Lemon balm and tomatillo are two big pests in the community garden. The lemon balm flowers aren't very obvious so they don't get deadheaded and the seed gets around. The tomatillos drop and not all get picked up. There are enough volunteers around in the spring there is no need to start seed indoors.ReplyDelete
It's fennel & sweet cicely which seed here & borage come to think of it!ReplyDelete
The things I would like to spread, such as snakeshead fritillary and lily of the valley, just won't in my garden. The plants I have seem happy enough and come back year after year but they don't increase in numbers. I lost my pulmonaria, I don't think it was a very hardy variety. Nasturtiums pop up all over the place in my garden, and I couldn't get rid of borage or mint on my old allotment plot.ReplyDelete
I loved this post. Dear little pulmonaria gets such a bad rap! I have one that is a most electrifying blue with plain green leaves, slowly spreading. But I love it where it is, contained. BTW, really like your stone rope edging.ReplyDelete
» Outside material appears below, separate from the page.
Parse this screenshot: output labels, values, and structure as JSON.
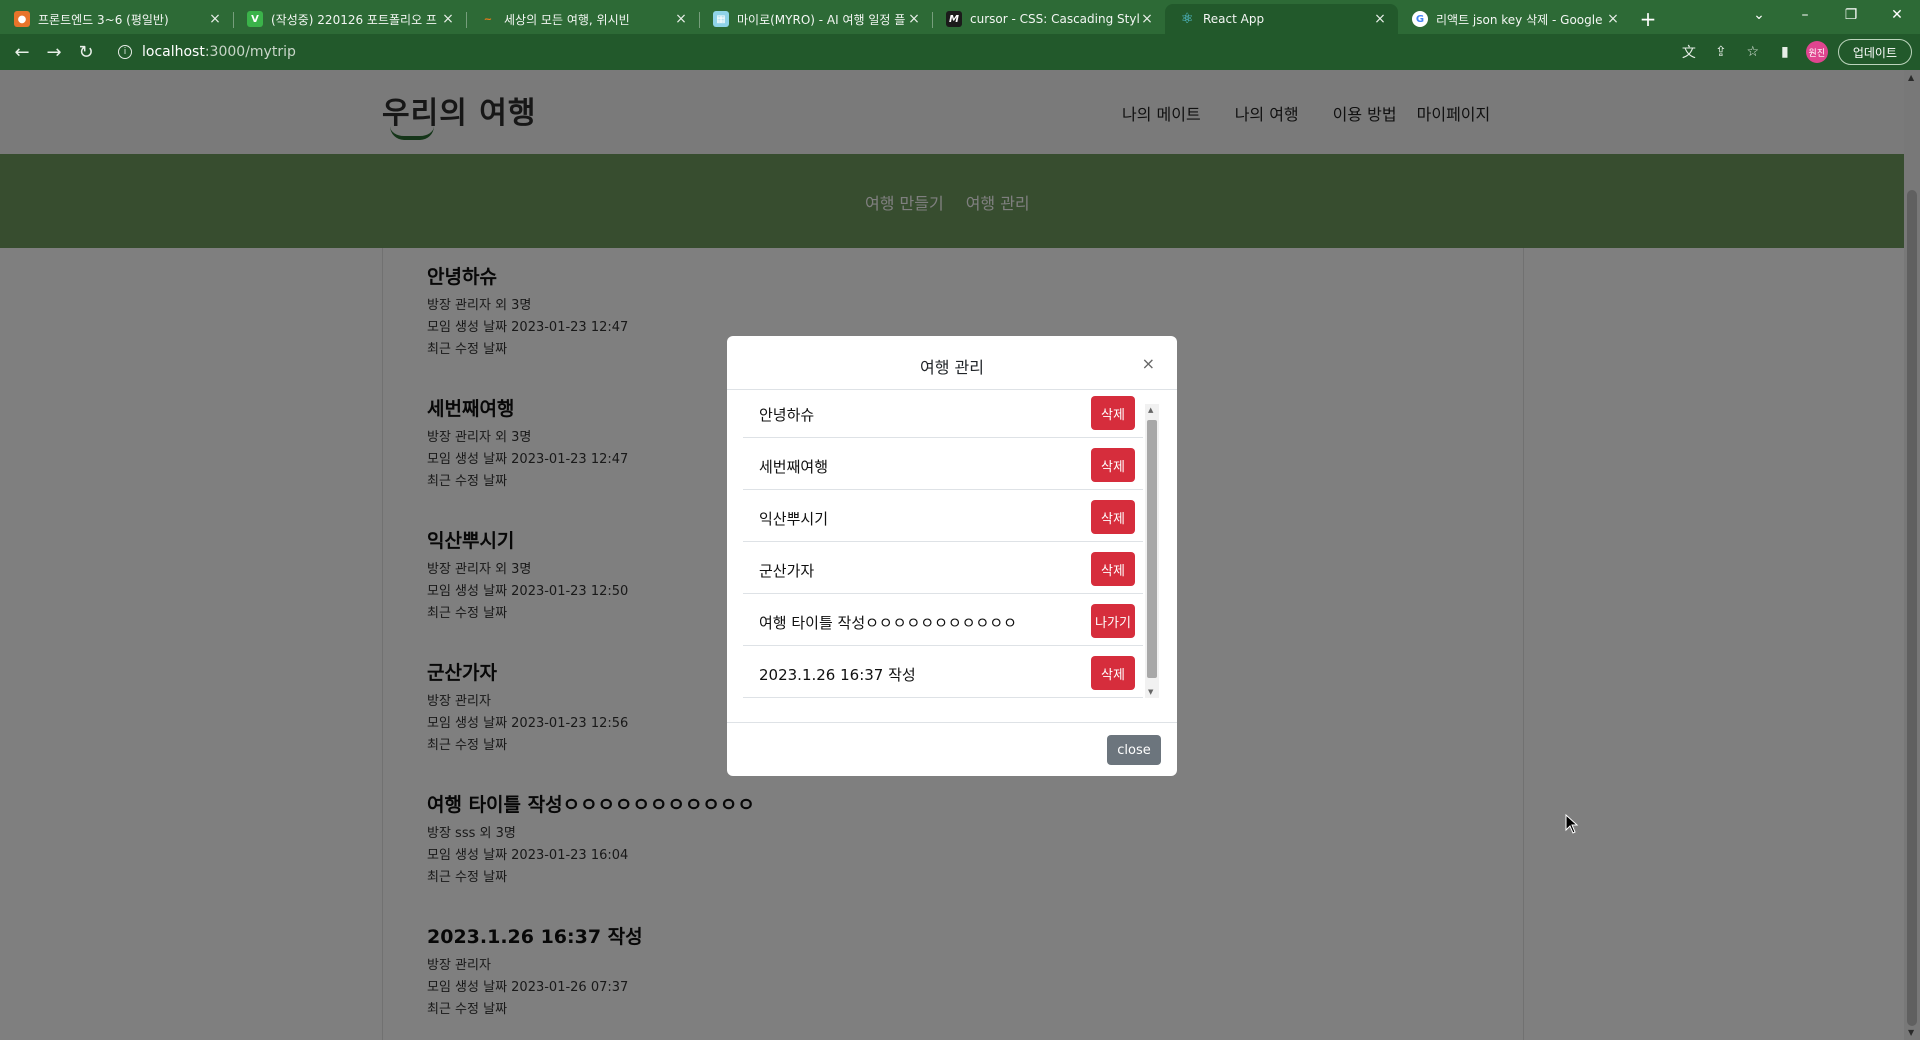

Plague proportions of slugs and snails put an end to just about anything self-sown in my tiny garden, except pulmonaria and aquilegia which have the ability to regrow from the root faster than the pests eat the top. Only days ago I was admiring the self-seeded tarragon only to find it nipped off at ground level the following morning, so frustrating. Woody shrubs are just about the only long term survivors.ReplyDelete
Having a relatively new garden, I don't really have any issues with self-seeding yet...although I did grow borage last year and by early fall, I already had a ton of babies popping up in the beds.ReplyDelete
Some plants we can't grow no matter how hard we try, some we can't get rid of, it's a gardeners dilemma, I've never had Pulmonaria self seed, least they are easy to remove :)ReplyDelete
Sometimes you can have too much of a good thing can't you?ReplyDelete
Ooh, lovely snakes head fritillary, We did plant one lonely individual a few years back when we first put in the pond but it didn't last long. I'd also like wild garlic sometime.ReplyDelete
In our garden we get lots of forget-me-nots, feverfew, red veined sorrel and garlic mustard, which are all fine as they're easy enough to pull out or transplant. My pains are creeping buttercup (pretty, but invasive and can be hard to fork out) and alkanet (nice flowers for insects but has hairs that stick in your skin and irritate, plus deep roots) I usually pull them out as best as possible and use as a mulch round the veggies.